▶ _Exercise aim_
Please return each record exactly as it stands.

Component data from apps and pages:
┄┄┄┄┄┄┄┄┄┄
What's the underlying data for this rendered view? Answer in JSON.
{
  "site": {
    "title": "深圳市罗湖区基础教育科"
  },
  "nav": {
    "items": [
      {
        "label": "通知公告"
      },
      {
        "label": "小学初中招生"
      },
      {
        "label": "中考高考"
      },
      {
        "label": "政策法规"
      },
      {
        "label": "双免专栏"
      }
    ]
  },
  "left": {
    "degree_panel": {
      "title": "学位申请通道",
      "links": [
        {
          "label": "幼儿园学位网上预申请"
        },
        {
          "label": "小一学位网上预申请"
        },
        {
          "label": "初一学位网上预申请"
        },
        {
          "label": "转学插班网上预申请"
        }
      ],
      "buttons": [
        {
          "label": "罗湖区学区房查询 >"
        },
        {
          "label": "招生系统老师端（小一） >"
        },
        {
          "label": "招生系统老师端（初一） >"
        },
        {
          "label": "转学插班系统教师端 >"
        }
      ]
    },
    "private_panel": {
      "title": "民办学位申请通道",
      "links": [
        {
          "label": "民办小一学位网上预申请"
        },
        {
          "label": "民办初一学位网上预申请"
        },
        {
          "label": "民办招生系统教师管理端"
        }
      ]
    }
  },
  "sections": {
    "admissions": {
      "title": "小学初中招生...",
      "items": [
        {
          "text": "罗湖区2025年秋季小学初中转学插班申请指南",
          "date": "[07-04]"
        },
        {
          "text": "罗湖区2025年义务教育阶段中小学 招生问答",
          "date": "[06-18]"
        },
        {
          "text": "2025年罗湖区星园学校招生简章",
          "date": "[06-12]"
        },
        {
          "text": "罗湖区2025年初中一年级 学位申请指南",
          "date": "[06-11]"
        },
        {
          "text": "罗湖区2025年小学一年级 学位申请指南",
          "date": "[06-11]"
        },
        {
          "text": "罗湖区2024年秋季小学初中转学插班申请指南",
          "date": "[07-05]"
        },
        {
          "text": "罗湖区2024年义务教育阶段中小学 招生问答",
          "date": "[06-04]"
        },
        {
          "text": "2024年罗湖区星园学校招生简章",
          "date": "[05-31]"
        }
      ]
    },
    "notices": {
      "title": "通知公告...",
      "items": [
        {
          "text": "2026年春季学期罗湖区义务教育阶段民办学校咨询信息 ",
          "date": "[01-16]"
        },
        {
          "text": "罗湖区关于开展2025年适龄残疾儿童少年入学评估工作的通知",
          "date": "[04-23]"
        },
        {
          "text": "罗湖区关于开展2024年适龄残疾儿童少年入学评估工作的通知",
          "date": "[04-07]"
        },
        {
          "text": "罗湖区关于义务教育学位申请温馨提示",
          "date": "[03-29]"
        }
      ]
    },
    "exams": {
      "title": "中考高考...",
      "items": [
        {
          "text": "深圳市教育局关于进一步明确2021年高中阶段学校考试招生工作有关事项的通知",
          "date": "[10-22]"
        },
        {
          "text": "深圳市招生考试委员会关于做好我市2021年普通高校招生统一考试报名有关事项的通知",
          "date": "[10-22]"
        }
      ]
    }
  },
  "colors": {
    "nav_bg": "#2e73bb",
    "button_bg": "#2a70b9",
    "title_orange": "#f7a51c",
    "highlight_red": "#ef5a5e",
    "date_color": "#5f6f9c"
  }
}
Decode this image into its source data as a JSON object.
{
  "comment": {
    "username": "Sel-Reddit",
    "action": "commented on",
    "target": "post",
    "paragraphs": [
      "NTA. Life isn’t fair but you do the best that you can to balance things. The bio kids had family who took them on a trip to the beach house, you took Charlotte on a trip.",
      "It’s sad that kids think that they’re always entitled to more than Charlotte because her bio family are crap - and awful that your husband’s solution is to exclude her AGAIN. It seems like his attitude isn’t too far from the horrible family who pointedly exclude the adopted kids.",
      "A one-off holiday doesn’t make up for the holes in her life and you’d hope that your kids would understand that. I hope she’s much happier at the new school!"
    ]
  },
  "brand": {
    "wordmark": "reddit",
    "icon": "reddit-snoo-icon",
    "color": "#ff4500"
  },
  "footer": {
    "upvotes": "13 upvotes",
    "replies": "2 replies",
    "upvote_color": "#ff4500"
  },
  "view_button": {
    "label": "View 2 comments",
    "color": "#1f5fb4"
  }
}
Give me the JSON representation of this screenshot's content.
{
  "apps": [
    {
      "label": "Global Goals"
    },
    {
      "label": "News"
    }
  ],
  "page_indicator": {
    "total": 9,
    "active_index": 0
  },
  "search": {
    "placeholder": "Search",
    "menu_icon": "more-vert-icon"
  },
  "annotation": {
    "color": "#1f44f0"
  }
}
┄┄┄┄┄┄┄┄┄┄
▶ _Exercise solution_
What's the underlying data for this rendered view? Answer in JSON.
{
  "site": {
    "title": "深圳市罗湖区基础教育科"
  },
  "nav": {
    "items": [
      {
        "label": "通知公告"
      },
      {
        "label": "小学初中招生"
      },
      {
        "label": "中考高考"
      },
      {
        "label": "政策法规"
      },
      {
        "label": "双免专栏"
      }
    ]
  },
  "left": {
    "degree_panel": {
      "title": "学位申请通道",
      "links": [
        {
          "label": "幼儿园学位网上预申请"
        },
        {
          "label": "小一学位网上预申请"
        },
        {
          "label": "初一学位网上预申请"
        },
        {
          "label": "转学插班网上预申请"
        }
      ],
      "buttons": [
        {
          "label": "罗湖区学区房查询 >"
        },
        {
          "label": "招生系统老师端（小一） >"
        },
        {
          "label": "招生系统老师端（初一） >"
        },
        {
          "label": "转学插班系统教师端 >"
        }
      ]
    },
    "private_panel": {
      "title": "民办学位申请通道",
      "links": [
        {
          "label": "民办小一学位网上预申请"
        },
        {
          "label": "民办初一学位网上预申请"
        },
        {
          "label": "民办招生系统教师管理端"
        }
      ]
    }
  },
  "sections": {
    "admissions": {
      "title": "小学初中招生...",
      "items": [
        {
          "text": "罗湖区2025年秋季小学初中转学插班申请指南",
          "date": "[07-04]"
        },
        {
          "text": "罗湖区2025年义务教育阶段中小学 招生问答",
          "date": "[06-18]"
        },
        {
          "text": "2025年罗湖区星园学校招生简章",
          "date": "[06-12]"
        },
        {
          "text": "罗湖区2025年初中一年级 学位申请指南",
          "date": "[06-11]"
        },
        {
          "text": "罗湖区2025年小学一年级 学位申请指南",
          "date": "[06-11]"
        },
        {
          "text": "罗湖区2024年秋季小学初中转学插班申请指南",
          "date": "[07-05]"
        },
        {
          "text": "罗湖区2024年义务教育阶段中小学 招生问答",
          "date": "[06-04]"
        },
        {
          "text": "2024年罗湖区星园学校招生简章",
          "date": "[05-31]"
        }
      ]
    },
    "notices": {
      "title": "通知公告...",
      "items": [
        {
          "text": "2026年春季学期罗湖区义务教育阶段民办学校咨询信息 ",
          "date": "[01-16]"
        },
        {
          "text": "罗湖区关于开展2025年适龄残疾儿童少年入学评估工作的通知",
          "date": "[04-23]"
        },
        {
          "text": "罗湖区关于开展2024年适龄残疾儿童少年入学评估工作的通知",
          "date": "[04-07]"
        },
        {
          "text": "罗湖区关于义务教育学位申请温馨提示",
          "date": "[03-29]"
        }
      ]
    },
    "exams": {
      "title": "中考高考...",
      "items": [
        {
          "text": "深圳市教育局关于进一步明确2021年高中阶段学校考试招生工作有关事项的通知",
          "date": "[10-22]"
        },
        {
          "text": "深圳市招生考试委员会关于做好我市2021年普通高校招生统一考试报名有关事项的通知",
          "date": "[10-22]"
        }
      ]
    }
  },
  "colors": {
    "nav_bg": "#2e73bb",
    "button_bg": "#2a70b9",
    "title_orange": "#f7a51c",
    "highlight_red": "#ef5a5e",
    "date_color": "#5f6f9c"
  }
}
Decode this image into its source data as a JSON object.
{
  "comment": {
    "username": "Sel-Reddit",
    "action": "commented on",
    "target": "post",
    "paragraphs": [
      "NTA. Life isn’t fair but you do the best that you can to balance things. The bio kids had family who took them on a trip to the beach house, you took Charlotte on a trip.",
      "It’s sad that kids think that they’re always entitled to more than Charlotte because her bio family are crap - and awful that your husband’s solution is to exclude her AGAIN. It seems like his attitude isn’t too far from the horrible family who pointedly exclude the adopted kids.",
      "A one-off holiday doesn’t make up for the holes in her life and you’d hope that your kids would understand that. I hope she’s much happier at the new school!"
    ]
  },
  "brand": {
    "wordmark": "reddit",
    "icon": "reddit-snoo-icon",
    "color": "#ff4500"
  },
  "footer": {
    "upvotes": "13 upvotes",
    "replies": "2 replies",
    "upvote_color": "#ff4500"
  },
  "view_button": {
    "label": "View 2 comments",
    "color": "#1f5fb4"
  }
}
Give me the JSON representation of this screenshot's content.
{
  "apps": [
    {
      "label": "Global Goals"
    },
    {
      "label": "News"
    }
  ],
  "page_indicator": {
    "total": 9,
    "active_index": 0
  },
  "search": {
    "placeholder": "Search",
    "menu_icon": "more-vert-icon"
  },
  "annotation": {
    "color": "#1f44f0"
  }
}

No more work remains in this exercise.